Investments  

Scottish Widows clients have £14m in Woodford fund

Scottish Widows clients have £14m in Woodford fund

Workplace pension clients of Scottish Widows have £14m invested in the suspended Woodford Equity Income fund. 

The money came from clients who chose to invest their pension contributions into the fund themselves as Scottish Widows offers its workplace pension clients a panel of funds alongside its default fund.

Ian McGowan, head of fund proposition at Scottish Widows said about 80 per cent of workplace pension clients choose to stick with the default option. 

He added that to make the panel a fund must meet certain criteria, including the size of fund and track record of performance.

Mr McGowan said: "Something else we look at is, if anything has changed. So is the manager changing they way the invest? Or if a manager leaves his employment and goes to a rival firm, or sets up a new firm, will they be able to invest as they have before.

"In that situation we would do due diligence both on the manager and on the new firm."

Scottish Widows added the Woodford Equity Income fund to the panel in 2017.

The Woodford Equity Income fund was suspended on June 3, meaning clients are currently unable to withdraw their capital. 

The suspension will run indefinitely as fund manager Neil Woodford sells hundreds of millions of pounds worth of assets to raise cash to meet redemption requests. 

Mr Woodford has made some staff at his company redundant, following the loss of a range of investment management mandates, from firms such as St James’s Place and Omnis, as well as the Kent County Council Pension fund. 

In addition, investors withdrew about £9m a day from the fund in May. 

Paul Stocks, investment director at Dobson and Hodge in Doncaster, said: "The biggest mistake individuals make when buying funds is to buy high and sell low.

"When I hear private investors speaking, they are talking about what has done well, or what is doing well now. But they need to be talking about what will do well.

"Sometimes funds do well in certain market conditions, but wouldn’t repeat that in other conditions.

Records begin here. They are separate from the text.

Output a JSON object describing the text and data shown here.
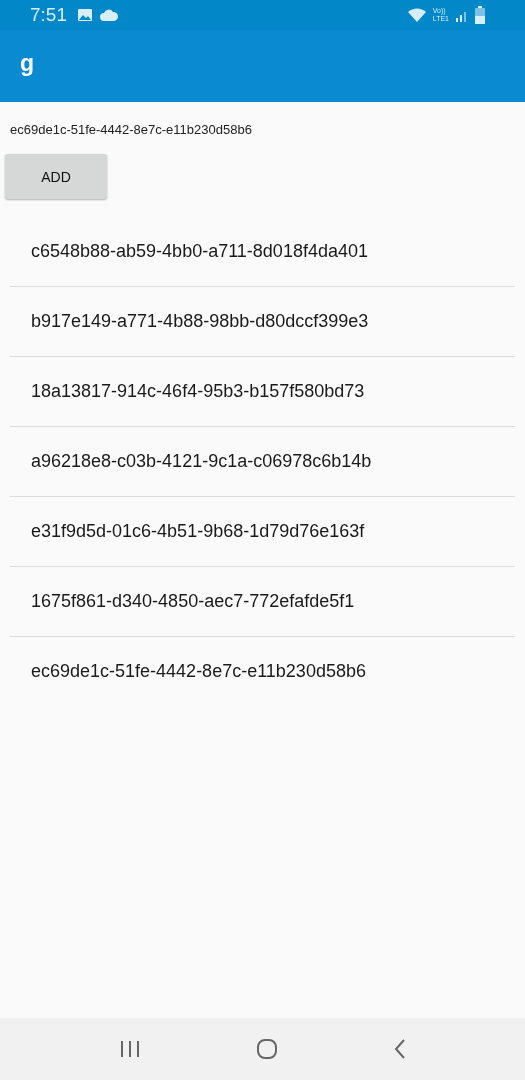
{
  "status_bar": {
    "time": "7:51",
    "voice": "Vo))",
    "network": "LTE1"
  },
  "app_bar": {
    "title": "g"
  },
  "current_id": "ec69de1c-51fe-4442-8e7c-e11b230d58b6",
  "add_button": "ADD",
  "items": [
    "c6548b88-ab59-4bb0-a711-8d018f4da401",
    "b917e149-a771-4b88-98bb-d80dccf399e3",
    "18a13817-914c-46f4-95b3-b157f580bd73",
    "a96218e8-c03b-4121-9c1a-c06978c6b14b",
    "e31f9d5d-01c6-4b51-9b68-1d79d76e163f",
    "1675f861-d340-4850-aec7-772efafde5f1",
    "ec69de1c-51fe-4442-8e7c-e11b230d58b6"
  ]
}
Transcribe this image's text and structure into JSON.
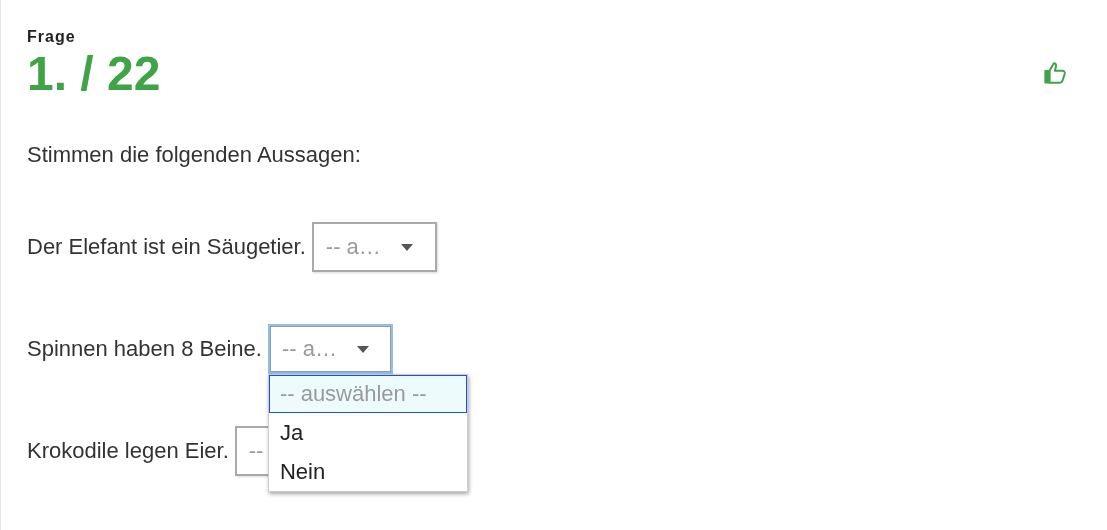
{
  "header": {
    "label": "Frage",
    "number": "1. / 22"
  },
  "intro": "Stimmen die folgenden Aussagen:",
  "statements": [
    {
      "text": "Der Elefant ist ein Säugetier.",
      "select": {
        "shown": "-- a…",
        "focused": false
      }
    },
    {
      "text": "Spinnen haben 8 Beine.",
      "select": {
        "shown": "-- a…",
        "focused": true,
        "options": [
          {
            "label": "-- auswählen --",
            "placeholder": true,
            "selected": true
          },
          {
            "label": "Ja",
            "placeholder": false,
            "selected": false
          },
          {
            "label": "Nein",
            "placeholder": false,
            "selected": false
          }
        ]
      }
    },
    {
      "text": "Krokodile legen Eier.",
      "select": {
        "shown": "--",
        "focused": false
      }
    }
  ]
}
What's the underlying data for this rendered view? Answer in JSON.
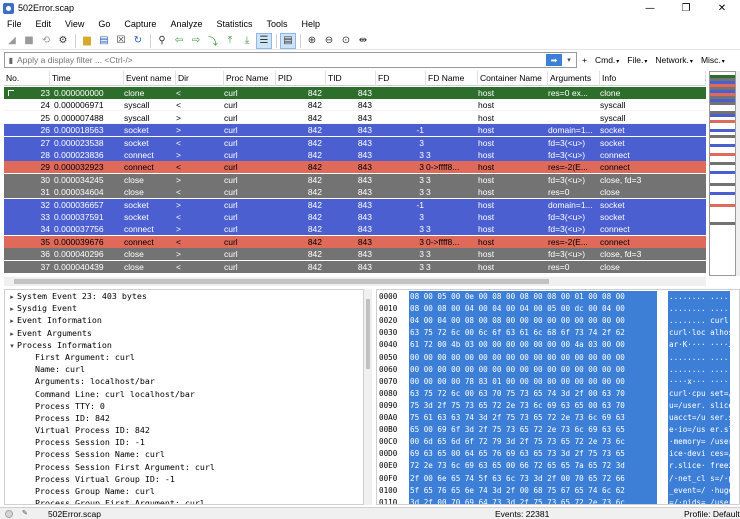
{
  "window": {
    "title": "502Error.scap",
    "minimize": "—",
    "restore": "❐",
    "close": "✕"
  },
  "menu": [
    "File",
    "Edit",
    "View",
    "Go",
    "Capture",
    "Analyze",
    "Statistics",
    "Tools",
    "Help"
  ],
  "toolbar": {
    "icons": [
      "start-capture-icon",
      "stop-capture-icon",
      "restart-capture-icon",
      "capture-options-icon",
      "open-file-icon",
      "save-file-icon",
      "close-file-icon",
      "reload-file-icon",
      "find-icon",
      "go-back-icon",
      "go-forward-icon",
      "go-to-packet-icon",
      "go-first-icon",
      "go-last-icon",
      "auto-scroll-icon",
      "colorize-icon",
      "zoom-in-icon",
      "zoom-out-icon",
      "normal-size-icon",
      "resize-columns-icon"
    ]
  },
  "filter": {
    "placeholder": "Apply a display filter ... <Ctrl-/>",
    "value": "",
    "apply_glyph": "➡",
    "buttons": [
      "+",
      "Cmd.",
      "File.",
      "Network.",
      "Misc."
    ]
  },
  "columns": [
    "No.",
    "Time",
    "Event name",
    "Dir",
    "Proc Name",
    "PID",
    "TID",
    "FD",
    "FD Name",
    "Container Name",
    "Arguments",
    "Info"
  ],
  "colors": {
    "selected": "#2d6e2d",
    "socket": "#4b5fd0",
    "error": "#df6a5a",
    "close": "#737373",
    "default": "#ffffff"
  },
  "packets": [
    {
      "no": "23",
      "time": "0.000000000",
      "event": "clone",
      "dir": "<",
      "proc": "curl",
      "pid": "842",
      "tid": "843",
      "fd": "",
      "fdname": "",
      "container": "host",
      "args": "res=0 ex...",
      "info": "clone",
      "style": "selected"
    },
    {
      "no": "24",
      "time": "0.000006971",
      "event": "syscall",
      "dir": "<",
      "proc": "curl",
      "pid": "842",
      "tid": "843",
      "fd": "",
      "fdname": "",
      "container": "host",
      "args": "",
      "info": "syscall",
      "style": "default"
    },
    {
      "no": "25",
      "time": "0.000007488",
      "event": "syscall",
      "dir": ">",
      "proc": "curl",
      "pid": "842",
      "tid": "843",
      "fd": "",
      "fdname": "",
      "container": "host",
      "args": "",
      "info": "syscall",
      "style": "default"
    },
    {
      "no": "26",
      "time": "0.000018563",
      "event": "socket",
      "dir": ">",
      "proc": "curl",
      "pid": "842",
      "tid": "843",
      "fd": "-1",
      "fdname": "",
      "container": "host",
      "args": "domain=1...",
      "info": "socket",
      "style": "socket"
    },
    {
      "no": "27",
      "time": "0.000023538",
      "event": "socket",
      "dir": "<",
      "proc": "curl",
      "pid": "842",
      "tid": "843",
      "fd": "3",
      "fdname": "",
      "container": "host",
      "args": "fd=3(<u>)",
      "info": "socket",
      "style": "socket"
    },
    {
      "no": "28",
      "time": "0.000023836",
      "event": "connect",
      "dir": ">",
      "proc": "curl",
      "pid": "842",
      "tid": "843",
      "fd": "3",
      "fdname": "3",
      "container": "host",
      "args": "fd=3(<u>)",
      "info": "connect",
      "style": "socket"
    },
    {
      "no": "29",
      "time": "0.000032923",
      "event": "connect",
      "dir": "<",
      "proc": "curl",
      "pid": "842",
      "tid": "843",
      "fd": "3",
      "fdname": "0->ffff8...",
      "container": "host",
      "args": "res=-2(E...",
      "info": "connect",
      "style": "error"
    },
    {
      "no": "30",
      "time": "0.000034245",
      "event": "close",
      "dir": ">",
      "proc": "curl",
      "pid": "842",
      "tid": "843",
      "fd": "3",
      "fdname": "3",
      "container": "host",
      "args": "fd=3(<u>)",
      "info": "close, fd=3",
      "style": "close"
    },
    {
      "no": "31",
      "time": "0.000034604",
      "event": "close",
      "dir": "<",
      "proc": "curl",
      "pid": "842",
      "tid": "843",
      "fd": "3",
      "fdname": "3",
      "container": "host",
      "args": "res=0",
      "info": "close",
      "style": "close"
    },
    {
      "no": "32",
      "time": "0.000036657",
      "event": "socket",
      "dir": ">",
      "proc": "curl",
      "pid": "842",
      "tid": "843",
      "fd": "-1",
      "fdname": "",
      "container": "host",
      "args": "domain=1...",
      "info": "socket",
      "style": "socket"
    },
    {
      "no": "33",
      "time": "0.000037591",
      "event": "socket",
      "dir": "<",
      "proc": "curl",
      "pid": "842",
      "tid": "843",
      "fd": "3",
      "fdname": "",
      "container": "host",
      "args": "fd=3(<u>)",
      "info": "socket",
      "style": "socket"
    },
    {
      "no": "34",
      "time": "0.000037756",
      "event": "connect",
      "dir": ">",
      "proc": "curl",
      "pid": "842",
      "tid": "843",
      "fd": "3",
      "fdname": "3",
      "container": "host",
      "args": "fd=3(<u>)",
      "info": "connect",
      "style": "socket"
    },
    {
      "no": "35",
      "time": "0.000039676",
      "event": "connect",
      "dir": "<",
      "proc": "curl",
      "pid": "842",
      "tid": "843",
      "fd": "3",
      "fdname": "0->ffff8...",
      "container": "host",
      "args": "res=-2(E...",
      "info": "connect",
      "style": "error"
    },
    {
      "no": "36",
      "time": "0.000040296",
      "event": "close",
      "dir": ">",
      "proc": "curl",
      "pid": "842",
      "tid": "843",
      "fd": "3",
      "fdname": "3",
      "container": "host",
      "args": "fd=3(<u>)",
      "info": "close, fd=3",
      "style": "close"
    },
    {
      "no": "37",
      "time": "0.000040439",
      "event": "close",
      "dir": "<",
      "proc": "curl",
      "pid": "842",
      "tid": "843",
      "fd": "3",
      "fdname": "3",
      "container": "host",
      "args": "res=0",
      "info": "close",
      "style": "close"
    }
  ],
  "minimap_colors": [
    "#ffffff",
    "#2d6e2d",
    "#737373",
    "#4b5fd0",
    "#df6a5a",
    "#737373",
    "#4b5fd0",
    "#df6a5a",
    "#737373",
    "#4b5fd0",
    "#737373",
    "#ffffff",
    "#ffffff",
    "#737373",
    "#4b5fd0",
    "#ffffff",
    "#df6a5a",
    "#ffffff",
    "#ffffff",
    "#4b5fd0",
    "#ffffff",
    "#737373",
    "#ffffff",
    "#ffffff",
    "#4b5fd0",
    "#ffffff",
    "#ffffff",
    "#df6a5a",
    "#ffffff",
    "#ffffff",
    "#737373",
    "#ffffff",
    "#ffffff",
    "#4b5fd0",
    "#ffffff",
    "#ffffff",
    "#ffffff",
    "#737373",
    "#ffffff",
    "#ffffff",
    "#4b5fd0",
    "#ffffff",
    "#ffffff",
    "#ffffff",
    "#df6a5a",
    "#ffffff",
    "#ffffff",
    "#ffffff",
    "#ffffff",
    "#ffffff",
    "#737373",
    "#ffffff",
    "#ffffff",
    "#ffffff",
    "#ffffff",
    "#ffffff",
    "#ffffff",
    "#ffffff",
    "#ffffff",
    "#ffffff",
    "#ffffff",
    "#ffffff",
    "#ffffff",
    "#ffffff",
    "#ffffff",
    "#ffffff",
    "#ffffff",
    "#ffffff"
  ],
  "tree": [
    {
      "indent": 0,
      "arrow": "▸",
      "text": "System Event 23: 403 bytes"
    },
    {
      "indent": 0,
      "arrow": "▸",
      "text": "Sysdig Event"
    },
    {
      "indent": 0,
      "arrow": "▸",
      "text": "Event Information"
    },
    {
      "indent": 0,
      "arrow": "▸",
      "text": "Event Arguments"
    },
    {
      "indent": 0,
      "arrow": "▾",
      "text": "Process Information"
    },
    {
      "indent": 1,
      "arrow": "",
      "text": "First Argument: curl"
    },
    {
      "indent": 1,
      "arrow": "",
      "text": "Name: curl"
    },
    {
      "indent": 1,
      "arrow": "",
      "text": "Arguments: localhost/bar"
    },
    {
      "indent": 1,
      "arrow": "",
      "text": "Command Line: curl localhost/bar"
    },
    {
      "indent": 1,
      "arrow": "",
      "text": "Process TTY: 0"
    },
    {
      "indent": 1,
      "arrow": "",
      "text": "Process ID: 842"
    },
    {
      "indent": 1,
      "arrow": "",
      "text": "Virtual Process ID: 842"
    },
    {
      "indent": 1,
      "arrow": "",
      "text": "Process Session ID: -1"
    },
    {
      "indent": 1,
      "arrow": "",
      "text": "Process Session Name: curl"
    },
    {
      "indent": 1,
      "arrow": "",
      "text": "Process Session First Argument: curl"
    },
    {
      "indent": 1,
      "arrow": "",
      "text": "Process Virtual Group ID: -1"
    },
    {
      "indent": 1,
      "arrow": "",
      "text": "Process Group Name: curl"
    },
    {
      "indent": 1,
      "arrow": "",
      "text": "Process Group First Argument: curl"
    }
  ],
  "hex": [
    {
      "off": "0000",
      "bytes": "08 00 05 00 0e 00 08 00  08 00 08 00 01 00 08 00",
      "ascii": "........ ......."
    },
    {
      "off": "0010",
      "bytes": "08 00 08 00 04 00 04 00  04 00 05 00 dc 00 04 00",
      "ascii": "........ ......."
    },
    {
      "off": "0020",
      "bytes": "04 00 04 00 08 00 08 00  00 00 00 00 00 00 00 00",
      "ascii": "........ curl·loc alho"
    },
    {
      "off": "0030",
      "bytes": "63 75 72 6c 00 6c 6f 63  61 6c 68 6f 73 74 2f 62",
      "ascii": "curl·loc alhost/b"
    },
    {
      "off": "0040",
      "bytes": "61 72 00 4b 03 00 00 00  00 00 00 00 4a 03 00 00",
      "ascii": "ar·K····  ····J···"
    },
    {
      "off": "0050",
      "bytes": "00 00 00 00 00 00 00 00  00 00 00 00 00 00 00 00",
      "ascii": "........ ......."
    },
    {
      "off": "0060",
      "bytes": "00 00 00 00 00 00 00 00  00 00 00 00 00 00 00 00",
      "ascii": "........ ......."
    },
    {
      "off": "0070",
      "bytes": "00 00 00 00 78 83 01 00  00 00 00 00 00 00 00 00",
      "ascii": "····x··· ·······"
    },
    {
      "off": "0080",
      "bytes": "63 75 72 6c 00 63 70 75  73 65 74 3d 2f 00 63 70",
      "ascii": "curl·cpu set=/·cp"
    },
    {
      "off": "0090",
      "bytes": "75 3d 2f 75 73 65 72 2e  73 6c 69 63 65 00 63 70",
      "ascii": "u=/user. slice·cp"
    },
    {
      "off": "00A0",
      "bytes": "75 61 63 63 74 3d 2f 75  73 65 72 2e 73 6c 69 63",
      "ascii": "uacct=/u ser.slic"
    },
    {
      "off": "00B0",
      "bytes": "65 00 69 6f 3d 2f 75 73  65 72 2e 73 6c 69 63 65",
      "ascii": "e·io=/us er.slice"
    },
    {
      "off": "00C0",
      "bytes": "00 6d 65 6d 6f 72 79 3d  2f 75 73 65 72 2e 73 6c",
      "ascii": "·memory= /user.sl"
    },
    {
      "off": "00D0",
      "bytes": "69 63 65 00 64 65 76 69  63 65 73 3d 2f 75 73 65",
      "ascii": "ice·devi ces=/use"
    },
    {
      "off": "00E0",
      "bytes": "72 2e 73 6c 69 63 65 00  66 72 65 65 7a 65 72 3d",
      "ascii": "r.slice· freezer="
    },
    {
      "off": "00F0",
      "bytes": "2f 00 6e 65 74 5f 63 6c  73 3d 2f 00 70 65 72 66",
      "ascii": "/·net_cl s=/·perf"
    },
    {
      "off": "0100",
      "bytes": "5f 65 76 65 6e 74 3d 2f  00 68 75 67 65 74 6c 62",
      "ascii": "_event=/ ·hugetlb"
    },
    {
      "off": "0110",
      "bytes": "3d 2f 00 70 69 64 73 3d  2f 75 73 65 72 2e 73 6c",
      "ascii": "=/·pids= /user.sl"
    }
  ],
  "status": {
    "file": "502Error.scap",
    "events": "Events: 22381",
    "profile": "Profile: Default"
  }
}
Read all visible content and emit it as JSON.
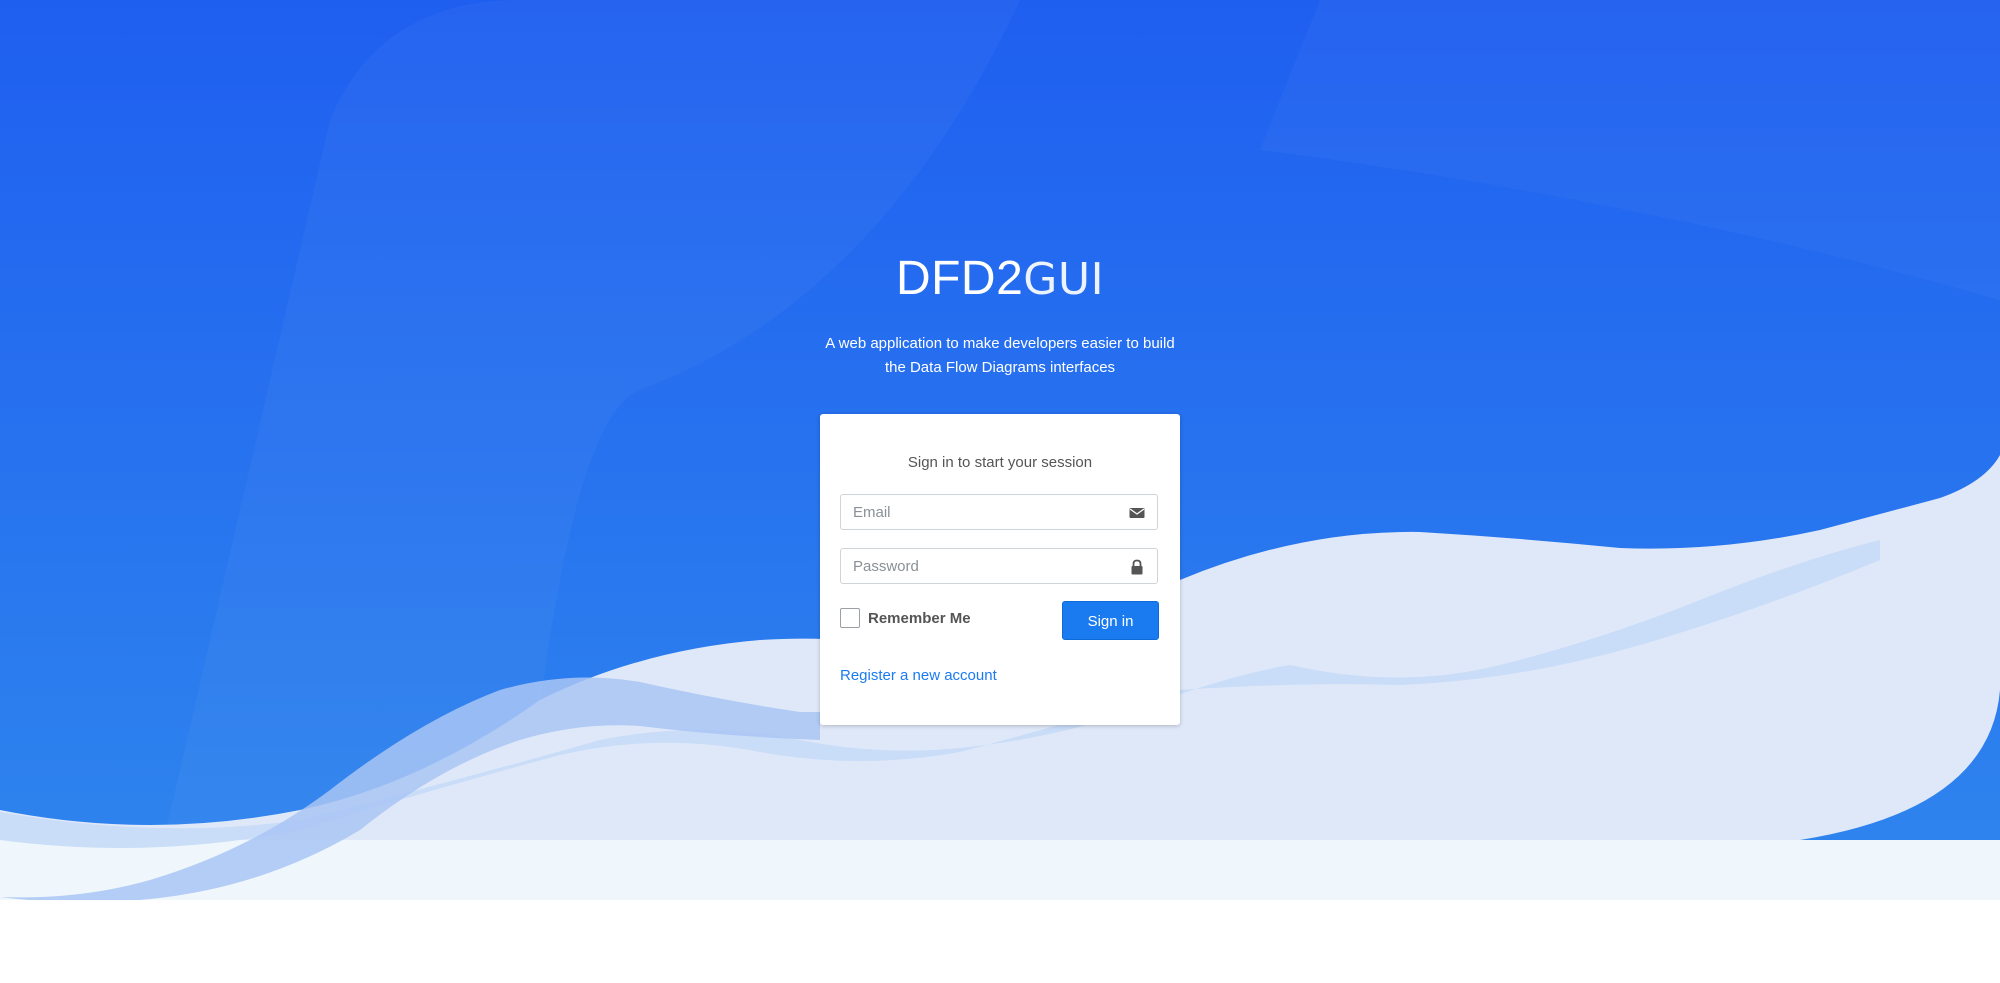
{
  "app": {
    "brand_bold": "DFD2",
    "brand_light": "GUI",
    "tagline_line1": "A web application to make developers easier to build",
    "tagline_line2": "the Data Flow Diagrams interfaces"
  },
  "login": {
    "title": "Sign in to start your session",
    "email_placeholder": "Email",
    "email_value": "",
    "email_icon": "envelope-icon",
    "password_placeholder": "Password",
    "password_value": "",
    "password_icon": "lock-icon",
    "remember_label": "Remember Me",
    "remember_checked": false,
    "signin_label": "Sign in",
    "register_label": "Register a new account"
  },
  "colors": {
    "background_top": "#1f5ff0",
    "background_bottom": "#2f86ee",
    "wave_light": "#dfe8f8",
    "wave_mid": "#c6daf7",
    "footer_band": "#eff7fc",
    "primary": "#1a7bf0",
    "card": "#ffffff"
  }
}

"Advisers tend to focus more on the long-term and on asset allocation than individuals do. I am doing a lot of reviews with clients now, and instead of focusing on a twelve month time horizon, I am focused on an 18 month time horizon." 

In terms of the funds in the default option for workplace clients, Mr McGowan said that in 2017 they reduced the exposure to equities and increased exposure to more balanced funds.

david.thorpe@ft.com